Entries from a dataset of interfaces
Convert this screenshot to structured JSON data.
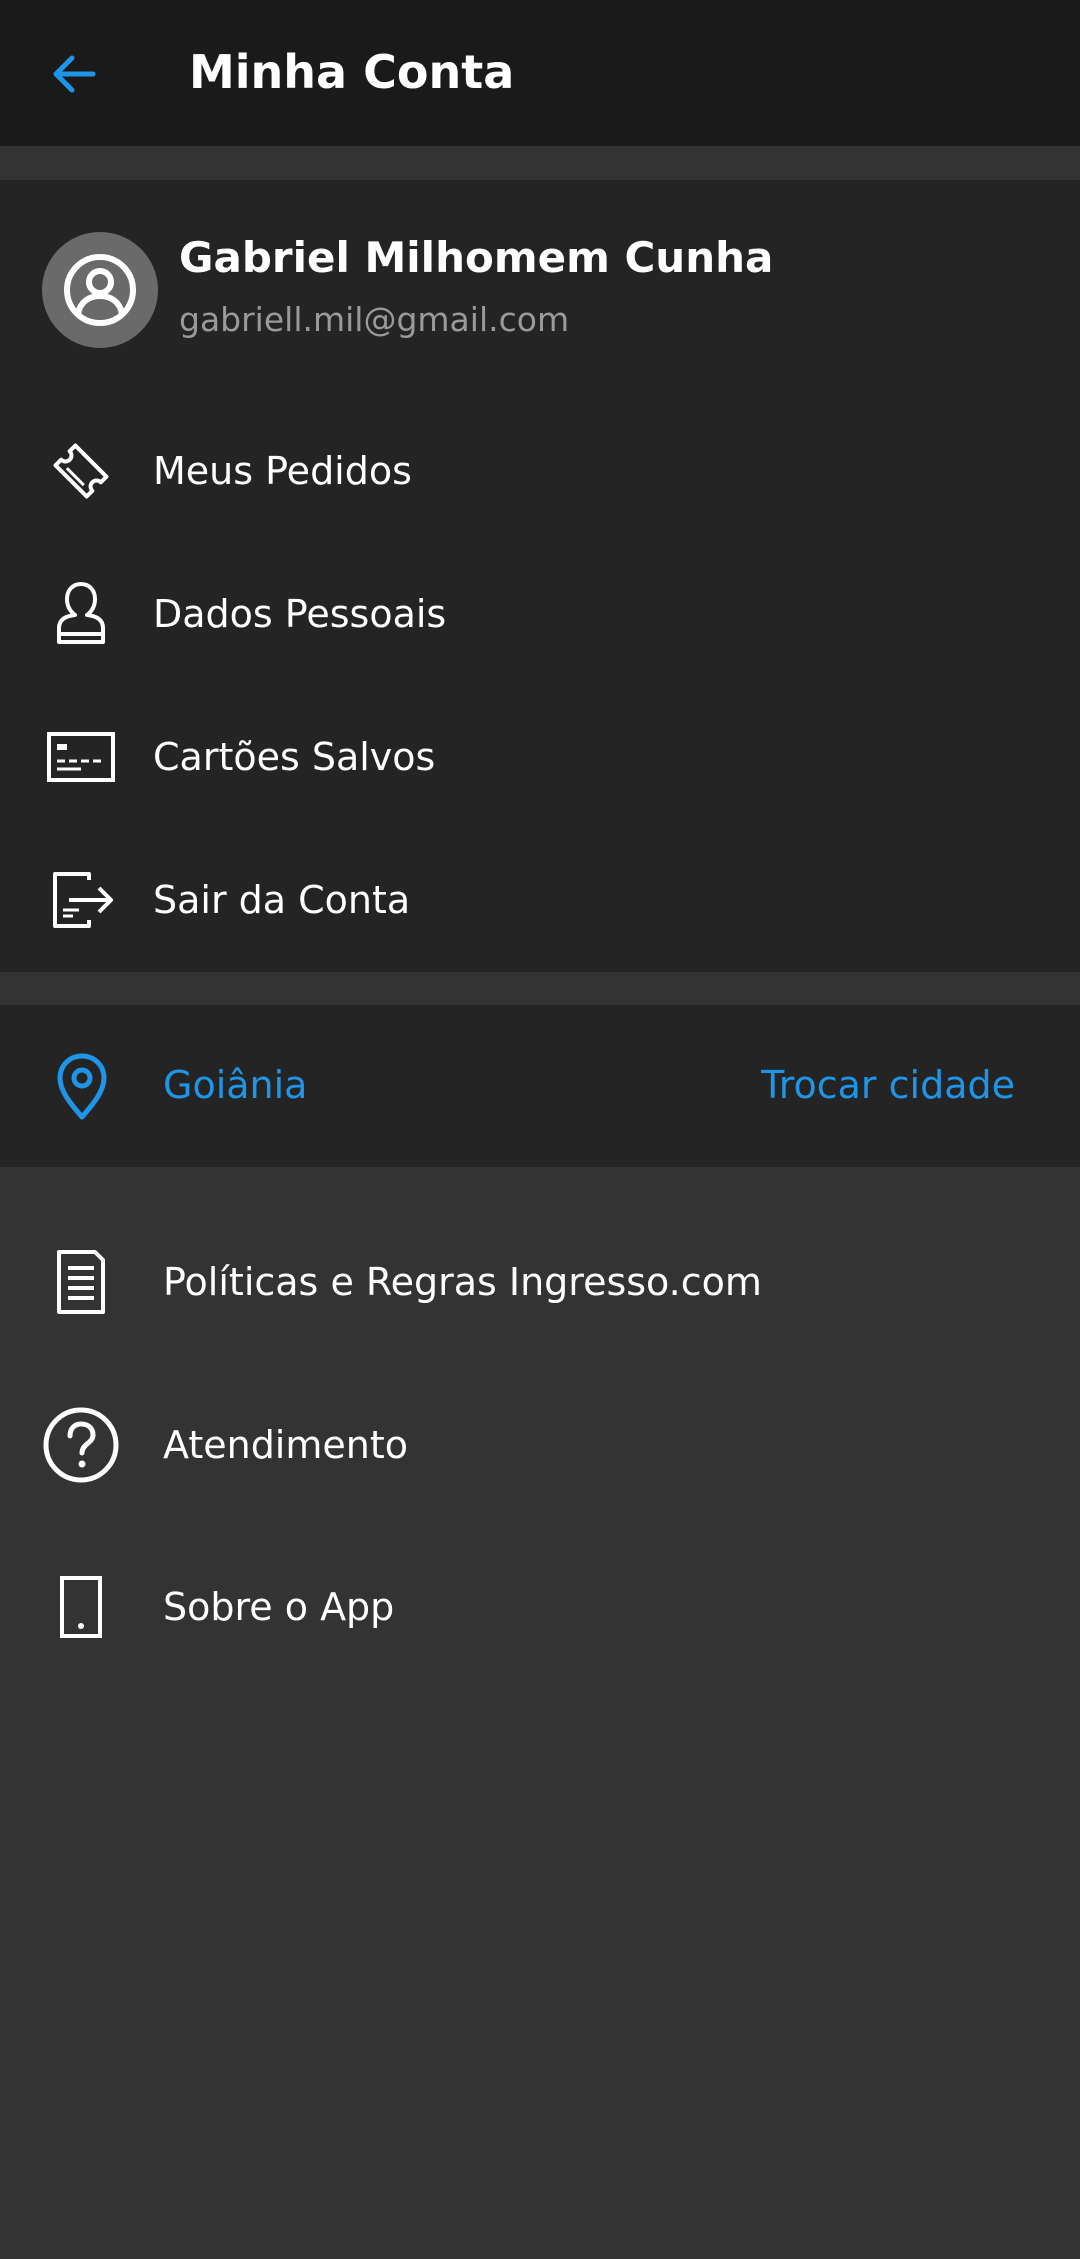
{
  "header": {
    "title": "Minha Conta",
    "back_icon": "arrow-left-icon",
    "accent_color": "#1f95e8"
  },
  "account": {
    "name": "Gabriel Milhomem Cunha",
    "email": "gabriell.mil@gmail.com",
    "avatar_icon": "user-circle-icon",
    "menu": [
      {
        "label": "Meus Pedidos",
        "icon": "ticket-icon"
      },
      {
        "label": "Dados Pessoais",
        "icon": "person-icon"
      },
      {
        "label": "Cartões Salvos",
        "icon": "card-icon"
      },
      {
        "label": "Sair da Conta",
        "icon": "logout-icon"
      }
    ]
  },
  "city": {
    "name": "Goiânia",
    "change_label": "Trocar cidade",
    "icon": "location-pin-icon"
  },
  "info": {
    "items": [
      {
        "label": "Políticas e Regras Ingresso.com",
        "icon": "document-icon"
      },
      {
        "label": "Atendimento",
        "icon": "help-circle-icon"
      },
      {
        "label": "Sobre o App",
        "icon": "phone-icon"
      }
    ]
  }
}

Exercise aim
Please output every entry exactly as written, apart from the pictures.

Result
Convert this screenshot to structured JSON data.
{
  "header": {
    "title": "Minha Conta",
    "back_icon": "arrow-left-icon",
    "accent_color": "#1f95e8"
  },
  "account": {
    "name": "Gabriel Milhomem Cunha",
    "email": "gabriell.mil@gmail.com",
    "avatar_icon": "user-circle-icon",
    "menu": [
      {
        "label": "Meus Pedidos",
        "icon": "ticket-icon"
      },
      {
        "label": "Dados Pessoais",
        "icon": "person-icon"
      },
      {
        "label": "Cartões Salvos",
        "icon": "card-icon"
      },
      {
        "label": "Sair da Conta",
        "icon": "logout-icon"
      }
    ]
  },
  "city": {
    "name": "Goiânia",
    "change_label": "Trocar cidade",
    "icon": "location-pin-icon"
  },
  "info": {
    "items": [
      {
        "label": "Políticas e Regras Ingresso.com",
        "icon": "document-icon"
      },
      {
        "label": "Atendimento",
        "icon": "help-circle-icon"
      },
      {
        "label": "Sobre o App",
        "icon": "phone-icon"
      }
    ]
  }
}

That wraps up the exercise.